A couple of notable moves for Etihad this month away from the airframe market as it doubles its stake in Virgin Australia to 19.9% and announces intention to acquire 49% of Air Serbia. The last time we saw an airline embark upon a sweep-up of minority stakes in other airlines was Swissair back in the ‘90s. We can only assume that Etihad knows something that Swissair didn’t...

The Global Routes conference takes place out in Las Vegas, an extraordinary place for an airline networking event. There are several volunteers to join the RDC exhibition team, and it is no surprise when the MD decides it’s time he attended one of these conferences.


The final months of the year are always busy for us and there is no shortage of news this month. Nobody appears to notice that it’s a year since Airbus delivered its final ever A340 – all eyes are on the Dubai air show, and as expected the major Gulf carriers are warming up their chequebooks again. The pre-show gossip is all about the A380 programme and the worrying lack of new orders, but this is blown away almost immediately as Emirates puts in an order for 50 more, taking their inventory to just short of half of the current production and order-book. Then it’s a short hop over to the Boeing chalet, where they snap up 150 more 777x.

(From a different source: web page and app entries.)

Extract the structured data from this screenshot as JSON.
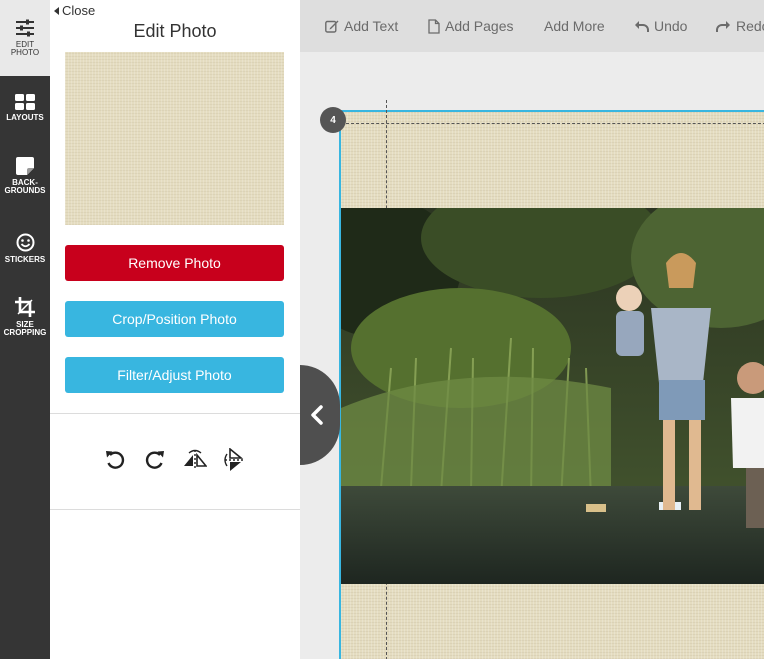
{
  "rail": {
    "items": [
      {
        "label": "EDIT\nPHOTO",
        "icon": "sliders-icon"
      },
      {
        "label": "LAYOUTS",
        "icon": "layouts-grid-icon"
      },
      {
        "label": "BACK-\nGROUNDS",
        "icon": "background-note-icon"
      },
      {
        "label": "STICKERS",
        "icon": "smiley-icon"
      },
      {
        "label": "SIZE\nCROPPING",
        "icon": "crop-icon"
      }
    ]
  },
  "panel": {
    "close_label": "Close",
    "title": "Edit Photo",
    "remove_label": "Remove Photo",
    "crop_label": "Crop/Position Photo",
    "filter_label": "Filter/Adjust Photo",
    "tools": [
      "rotate-left-icon",
      "rotate-right-icon",
      "flip-horizontal-icon",
      "flip-vertical-icon"
    ]
  },
  "toolbar": {
    "add_text": "Add Text",
    "add_pages": "Add Pages",
    "add_more": "Add More",
    "undo": "Undo",
    "redo": "Redo"
  },
  "canvas": {
    "page_number": "4"
  },
  "colors": {
    "rail_bg": "#353535",
    "remove_button": "#c8001c",
    "action_button": "#38b6e0",
    "page_border": "#38b6e0",
    "page_background": "#e4dcc0"
  }
}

Local rival Etihad is also looking for equipment to fuel its expansion drive and places its largest ever order, securing 25 B777-8x, 30 B787s and 50 A350s – plus 36 of the A320NEO. The airline also gains regulatory approval for a 24% stake in Jet Airways and takes a 33% holding in Darwin, which will be re-branded Etihad Regional. Back at the air show, the local low cost carrier FlyDubai places an order for 86 B737MAX – and this is all on the first day of the show. Seat capacity from the Middle East is only up 10% this month but once these aircraft join the local fleets, we expect to see strong double-digit growth for several years.

The Air France board decide to politely decline the opportunity to invest in Alitalia, which isn’t big news in the scheme of things – the Italian flag carrier has lost a combined EUR2.96bn (net) since 2004 if our analysis is correct. Sensing an opportunity to muscle in, Vueling announces an eight aircraft base at Rome FCO, followed swiftly by Ryanair which announces the addition of six aircraft to the airport.

And lastly, spare a thought for Adam and Jen who are due to attend the world’s largest tech conference, Dreamforce, in San Francisco. Keen to fly on the new BA A380 they route to San Fran via LAX, where the 380 operates one of the three daily services. However, their plan backfires badly as they misconnect in both directions – and instead of the 380 have to make-do with one of BAs very tired 744s. Unlucky.


Massive news at the global level as regulators finally approve the American / US Airways merger, creating a third US powerhouse carrier along with United and Delta. The new airline will operate a fleet of 1,278 aircraft and we are happy not to be working in Ops there. Congratulations also to our client Odebrecht who, along with Singapore Changi, won the concession to operate Galeao airport in Rio de Janeiro for 25 years at a cost of US$8.3bn.

Consultancy Analyst Nick added a son, Thomas, to his family and became our third new-parent of the year. Jo returned to work from maternity leave, coming back to head up our airport and route development consultancy business. RDC and Arup signed a Memorandum of Understanding to work together on transaction advisory projects, furthering a co-operation we’ve had for over a decade.

The year ended with Mark’s ukulele band, Moselele, leading this rousing (?) rendition of The Pogues in his home-town.

Our Christmas party featured a flight simulator, mini golf, table tennis tournament and the customary eating and drinking. Adam was the runaway winner of mini golf and flying, while Phil scooped the table tennis, beating Alvin in a hotly contested final. Tim won the losers plate competition, beating the MD. Was this a wise move? Only time will tell.

That was our take on 2013. A challenging year for the industry, an exciting year for us. We look forward to 2014 with renewed enthusiasm! Peter Hind